Making the connections in the landscape: Harnessing the power of sweetpotato for vulnerable populations

The International Potato Center (CIP) led by World Food Prize Laureate Dr. Maria Andrade officially launched the global Climate Resilience through Sweetpotato (CReSP) initiative. The goal of CReSP is to fully utilize the potential of sweetpotato for improving nutrition security and livelihoods of vulnerable populations in the face of climate change. CReSP was launched on 16th November, at the Global Landscapes Forum (GLF), the lead side event of the United Nations Framework Convention on Climate Change (UNFCCC) Conference of Parties (COP22) talks held in Marrakech, Morrocco from 8 – 18 November 2016.

Sweetpotato thriving in Mozambique during a drought.
Sweetpotato thriving in Mozambique during a drought.

“CReSP is about connecting climate resilient and nutritious sweetpotato technologies with diverse partnerships for delivery and placing this effort within a broader landscape perspective to build resilience”, said Dr. Andrade during the launch. “This is a new initiative that we are launching today. But we already have activities ongoing in several countries including Ethiopia, Malawi, Mozambique and Bangladesh where we have started to demonstrate the effectiveness of this approach”.

Work in these countries shows that long-term investment in the development of improved crop varieties is essential for the resilience of food systems; as is the capacity to get these technologies to farmers and to keep adapting and improving on the basis of sound evidence. “CreSP’s mission is to make climate resilient and nutritious sweetpotato available globally to help strengthen ongoing efforts to stabilize and improve food and nutrition security in regions particularly vulnerable to negative impacts of climate change” said Dr. Simon Heck, Sweetpotato Program Leader at CIP. “While sweetpotato is at the core of CReSP, we have learned that our work can only have impact if it is linked with agricultural interventions and with other sectors ranging from natural resources, water, nutrition and governance. For this reason, we welcomed the invitation to launch CReSP at GLF and we look forward to being part of this platform.”

Sound and proven sweetpotato technologies

Together with national partners in over 10 countries, CIP has bred biofortified orange-fleshed sweetpotato (OFSP) varieties that have been shown to be highly effective in reducing vitamin A deficiency and other forms of malnutrition. In several countries, OFSP varieties have been further adapted to new challenges from climatic changes, such as droughts, floods, higher temperatures and soil salinity. “In Mozambique, we have realized the potential of several sweetpotato varieties to perform relatively well under drought conditions and higher temperatures and to establish well and quickly after floods”, said Dr. Andrade. CIP and IIAM (Agricultural Research Institute of Mozambique) have systemically exploited this potential of sweetpotato and have developed and released over 20 climate-smart OFSP varieties for different parts of Mozambique.

Partnerships for delivery

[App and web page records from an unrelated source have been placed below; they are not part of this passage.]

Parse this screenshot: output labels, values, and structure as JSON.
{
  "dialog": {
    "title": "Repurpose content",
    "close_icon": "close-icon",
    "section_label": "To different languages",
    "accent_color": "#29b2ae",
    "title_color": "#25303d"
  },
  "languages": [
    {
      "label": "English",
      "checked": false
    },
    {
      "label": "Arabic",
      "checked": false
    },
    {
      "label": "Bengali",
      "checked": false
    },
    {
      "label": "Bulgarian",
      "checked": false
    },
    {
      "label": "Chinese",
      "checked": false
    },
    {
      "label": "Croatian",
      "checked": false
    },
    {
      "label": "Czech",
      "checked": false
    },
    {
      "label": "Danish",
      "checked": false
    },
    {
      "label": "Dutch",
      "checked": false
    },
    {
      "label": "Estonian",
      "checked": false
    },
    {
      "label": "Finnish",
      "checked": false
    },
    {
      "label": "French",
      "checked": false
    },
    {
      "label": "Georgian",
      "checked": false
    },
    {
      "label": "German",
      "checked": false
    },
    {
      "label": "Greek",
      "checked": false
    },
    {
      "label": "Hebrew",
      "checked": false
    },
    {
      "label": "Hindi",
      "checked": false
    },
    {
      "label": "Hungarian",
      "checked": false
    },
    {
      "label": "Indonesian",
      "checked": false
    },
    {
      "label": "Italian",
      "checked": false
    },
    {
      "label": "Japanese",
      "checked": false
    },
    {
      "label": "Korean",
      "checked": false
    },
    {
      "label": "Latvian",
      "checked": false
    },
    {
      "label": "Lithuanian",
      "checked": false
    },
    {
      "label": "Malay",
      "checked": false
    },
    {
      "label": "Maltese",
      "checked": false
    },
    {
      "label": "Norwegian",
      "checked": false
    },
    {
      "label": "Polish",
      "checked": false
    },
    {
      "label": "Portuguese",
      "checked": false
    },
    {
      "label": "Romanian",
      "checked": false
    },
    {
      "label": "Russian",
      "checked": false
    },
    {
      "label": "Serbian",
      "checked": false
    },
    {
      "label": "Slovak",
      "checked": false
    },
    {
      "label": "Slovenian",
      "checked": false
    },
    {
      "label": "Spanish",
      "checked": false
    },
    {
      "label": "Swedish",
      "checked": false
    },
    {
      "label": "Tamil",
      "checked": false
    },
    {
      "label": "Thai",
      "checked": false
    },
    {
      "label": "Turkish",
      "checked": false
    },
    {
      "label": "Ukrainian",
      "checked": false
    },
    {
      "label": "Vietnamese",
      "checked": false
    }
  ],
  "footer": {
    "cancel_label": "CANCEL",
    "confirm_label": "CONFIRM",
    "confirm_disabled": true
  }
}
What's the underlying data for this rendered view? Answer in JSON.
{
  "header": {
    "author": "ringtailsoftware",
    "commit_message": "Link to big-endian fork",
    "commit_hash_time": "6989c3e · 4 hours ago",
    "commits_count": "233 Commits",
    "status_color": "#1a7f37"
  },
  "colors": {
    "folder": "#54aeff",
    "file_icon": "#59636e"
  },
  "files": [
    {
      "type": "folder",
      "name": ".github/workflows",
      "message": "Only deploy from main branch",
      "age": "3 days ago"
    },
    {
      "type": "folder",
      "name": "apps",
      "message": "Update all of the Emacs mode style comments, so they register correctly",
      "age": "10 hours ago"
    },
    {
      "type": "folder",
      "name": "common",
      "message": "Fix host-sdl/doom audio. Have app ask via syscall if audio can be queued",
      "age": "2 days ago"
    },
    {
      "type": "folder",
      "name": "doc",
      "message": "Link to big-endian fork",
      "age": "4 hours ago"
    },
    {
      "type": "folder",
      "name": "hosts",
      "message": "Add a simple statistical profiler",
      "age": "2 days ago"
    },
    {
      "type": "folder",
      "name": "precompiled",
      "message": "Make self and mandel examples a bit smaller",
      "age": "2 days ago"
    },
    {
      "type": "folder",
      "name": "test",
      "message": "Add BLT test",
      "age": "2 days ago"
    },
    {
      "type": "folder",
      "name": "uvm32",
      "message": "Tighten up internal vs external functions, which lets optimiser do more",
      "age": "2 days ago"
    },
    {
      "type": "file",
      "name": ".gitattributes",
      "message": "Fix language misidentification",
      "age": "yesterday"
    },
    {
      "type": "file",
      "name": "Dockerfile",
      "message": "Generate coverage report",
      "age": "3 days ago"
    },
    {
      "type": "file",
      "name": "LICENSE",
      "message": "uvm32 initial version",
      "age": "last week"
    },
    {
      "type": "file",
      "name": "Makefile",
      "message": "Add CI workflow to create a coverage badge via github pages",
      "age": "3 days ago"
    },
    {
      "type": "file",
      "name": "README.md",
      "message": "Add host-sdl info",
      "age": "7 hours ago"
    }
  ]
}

Getting improved sweetpotato varieties to farmers where and when they need them is a key challenge for reaping the benefits of improved sweetpotato varieties. CIP and its partners has developed guidelines, training material and simple technologies for developing sustainable systems for the multiplication and dissemination of sweetpotato planting material under different agro-ecological and socio-economic conditions, including in the context of disaster risk reduction.

Delivery, however, goes beyond the dissemination of planting material. It entails building broad public awareness of the nutrition benefits of OFSP and supporting vulnerable households with training and counseling to improve their production and utilization of OFSP.

Solid evidence base

CReSP emphasizes the importance of a strong evidence base to support continued innovation and expansion. Just as we have sound scientific evidence of the nutritional efficacy of OFSP, we need to continue to build evidence of the utilization of sweetpotato in the context of climate change adaptation. To do this well, we need to look beyond the single crop to the broader systems and wider set of stakeholders that will make climate resilience possible. We believe that the landscape perspective provides an excellent approach and platform for sweetpotato to make its contribution”, said Dr. Heck.

Looking into the future, the vision of CReSP over the next 10 years is to strengthen food and nutrition security of at least 50 million people in regions vulnerable to droughts, floods, salinity, and extreme weather events in Africa, Asia and Latin America. CReSP is currently working to expand its work to Madagascar, Bangladesh and Haiti, in response to requests from partners in governments and international organizations.

As a hub for global action, GLF connects all actors, from the private sector to civil society to science and more, providing an ongoing conversation and platform to tackle the world’s most pressing issues driven by the global climate agenda.

“We congratulate GLF partners led by the Center for International Forestry Research (CIFOR) for the growing momentum behind the landscapes approach and the establishment of the new center in Bonn, Germany. We look forward to the joint learning opportunities and scientific and policy interactions the GLF will afford to CReSP,” concludes Dr. Adiel Mbabu, CIP’s Regional Director for Africa.